The sun was also much dimmer billions of years ago than it is today, further complicating the issue.

However, when volcanoes spewed out gas the atmosphere may have warmed enough for liquid water to form periodically on the surface.

Co-author Dr James Head, Professor of Earth, Environmental and Planetary Sciences at Brown University, said: 'These new climate models that predict a cold and ice-covered world have been difficult to reconcile with the abundant evidence that water flowed across the surface to form streams and lakes.

'This new analysis provides a mechanism for episodic periods of heating and melting of snow and ice that could have each lasted decades to centuries.'

Early Mars mosaic

The work combines the effect of volcanism with the latest climate models of early Mars (mosaic shown). With all that's been learned about Mars in recent years, the mystery of the planet's ancient water has deepened. The researchers explored the idea that heating may have been linked to periodic volcanism
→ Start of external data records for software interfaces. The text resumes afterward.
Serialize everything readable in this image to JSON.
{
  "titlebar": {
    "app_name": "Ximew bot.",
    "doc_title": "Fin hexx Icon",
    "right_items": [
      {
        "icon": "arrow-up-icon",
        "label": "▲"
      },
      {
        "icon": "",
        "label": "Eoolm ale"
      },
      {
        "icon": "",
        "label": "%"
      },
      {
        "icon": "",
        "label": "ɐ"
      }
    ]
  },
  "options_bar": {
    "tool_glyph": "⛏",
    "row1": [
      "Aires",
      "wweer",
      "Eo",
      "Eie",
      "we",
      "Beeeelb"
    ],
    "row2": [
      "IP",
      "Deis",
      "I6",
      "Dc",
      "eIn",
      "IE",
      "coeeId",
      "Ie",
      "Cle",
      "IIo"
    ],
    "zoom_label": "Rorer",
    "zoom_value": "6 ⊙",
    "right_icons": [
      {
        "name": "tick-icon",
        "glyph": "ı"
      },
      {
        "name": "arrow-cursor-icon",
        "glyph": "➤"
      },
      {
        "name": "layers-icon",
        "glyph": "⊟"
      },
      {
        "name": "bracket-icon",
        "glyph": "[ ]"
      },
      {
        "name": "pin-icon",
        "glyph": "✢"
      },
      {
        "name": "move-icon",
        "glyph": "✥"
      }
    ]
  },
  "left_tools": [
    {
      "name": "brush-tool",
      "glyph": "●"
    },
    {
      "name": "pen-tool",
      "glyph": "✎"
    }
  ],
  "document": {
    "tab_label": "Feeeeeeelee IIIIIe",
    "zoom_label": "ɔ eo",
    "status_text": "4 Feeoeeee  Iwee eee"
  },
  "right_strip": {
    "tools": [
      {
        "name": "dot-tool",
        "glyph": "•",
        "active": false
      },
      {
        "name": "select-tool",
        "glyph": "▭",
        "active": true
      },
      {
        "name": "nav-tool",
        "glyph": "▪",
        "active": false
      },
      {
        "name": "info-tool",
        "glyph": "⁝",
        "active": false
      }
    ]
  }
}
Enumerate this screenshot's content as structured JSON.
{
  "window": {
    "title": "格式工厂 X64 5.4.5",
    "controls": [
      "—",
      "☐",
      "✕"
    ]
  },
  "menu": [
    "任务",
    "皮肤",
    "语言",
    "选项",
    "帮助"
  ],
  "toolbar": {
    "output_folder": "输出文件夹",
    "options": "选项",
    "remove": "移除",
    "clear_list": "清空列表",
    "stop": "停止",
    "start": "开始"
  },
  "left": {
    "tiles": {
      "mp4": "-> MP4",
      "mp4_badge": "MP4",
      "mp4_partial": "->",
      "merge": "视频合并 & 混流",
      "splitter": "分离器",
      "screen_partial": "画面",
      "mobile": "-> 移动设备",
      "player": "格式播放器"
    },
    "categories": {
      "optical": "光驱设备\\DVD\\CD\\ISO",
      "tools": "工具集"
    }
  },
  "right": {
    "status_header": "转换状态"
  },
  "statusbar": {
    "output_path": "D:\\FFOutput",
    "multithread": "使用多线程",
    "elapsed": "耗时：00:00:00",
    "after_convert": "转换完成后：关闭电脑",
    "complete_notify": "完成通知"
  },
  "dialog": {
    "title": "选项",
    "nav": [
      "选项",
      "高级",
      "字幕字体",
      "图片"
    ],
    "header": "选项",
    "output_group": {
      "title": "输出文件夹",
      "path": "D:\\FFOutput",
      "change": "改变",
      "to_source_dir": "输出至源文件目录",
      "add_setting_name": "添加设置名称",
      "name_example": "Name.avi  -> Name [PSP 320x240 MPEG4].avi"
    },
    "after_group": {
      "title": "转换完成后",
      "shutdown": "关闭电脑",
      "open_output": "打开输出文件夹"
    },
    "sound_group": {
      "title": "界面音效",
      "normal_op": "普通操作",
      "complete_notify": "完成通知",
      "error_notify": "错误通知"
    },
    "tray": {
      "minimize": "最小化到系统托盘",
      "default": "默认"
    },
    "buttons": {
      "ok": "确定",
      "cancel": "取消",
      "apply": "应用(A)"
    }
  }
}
Martian surface

In this image from NASA's Curiosity rover in September 2012, a rock outcrop called Link pops out from a Martian surface that is elsewhere blanketed by reddish-brown dust. The fractured Link outcrop has blocks of exposed, clean surfaces that are consistent with deposits of water on Earth


The researchers explored the idea that heating may have been linked to periodic volcanism.

Many of the geological features that suggest water flow date to around 3.7 billion years ago, a time when massive volcanoes are thought to have been active and huge lava outpourings occurred.

However, on Earth widespread volcanism often leads to cooling rather than warming.

Sulphuric acid particles and thick ash reflect the sun's rays, and that can lower temperatures.

But the researchers thought the effects of sulphur on Mars's dusty atmosphere might have been different.

To find out, they created a model of how sulphuric acid might react with the widespread dust in the Martian atmosphere.

The work suggests that those sulphuric acid particles would have stuck onto dust particles, which would reduce their ability to reflect the sun's rays.

Meanwhile sulphur dioxide gas would produce a modest greenhouse effect - just enough to warm the Martian equatorial region so that water could flow.

Dr Head has been doing fieldwork for years in Antarctica and thinks the climate on early Mars may have been very similar to that of the cold, desert-like McMurdo Dry Valleys.

McMurdo Dry Valleys

Professor Head has been doing fieldwork for years in Antarctica and thinks the climate on early Mars may have been very similar to that of the cold, desert-like McMurdo Dry Valleys (pictured) in Antarctica

He said: 'The average yearly temperature in the Antarctic Dry Valleys is way below freezing, but peak summer daytime temperatures can exceed the melting point of water, forming transient streams, which then refreeze.

'In a similar manner, we find that volcanism can bring the temperature on early Mars above the melting point for decades to centuries, causing episodic periods of stream and lake formation.'

But as that early active volcanism on Mars ceased, so did the possibility of warmer temperatures and flowing water.

Dr Head said the research may offer new clues about where the fossilised remnants of life might be found on Mars, if it ever existed, and added: 'Life in Antarctica, in the form of algal mats, is very resistant to extremely cold and dry conditions and simply waits for the episodic infusion of water to "bloom" and develop.

'Thus, the ancient and currently dry and barren river and lake floors on Mars may harbour the remnants of similar primitive life, if it ever occurred on Mars.'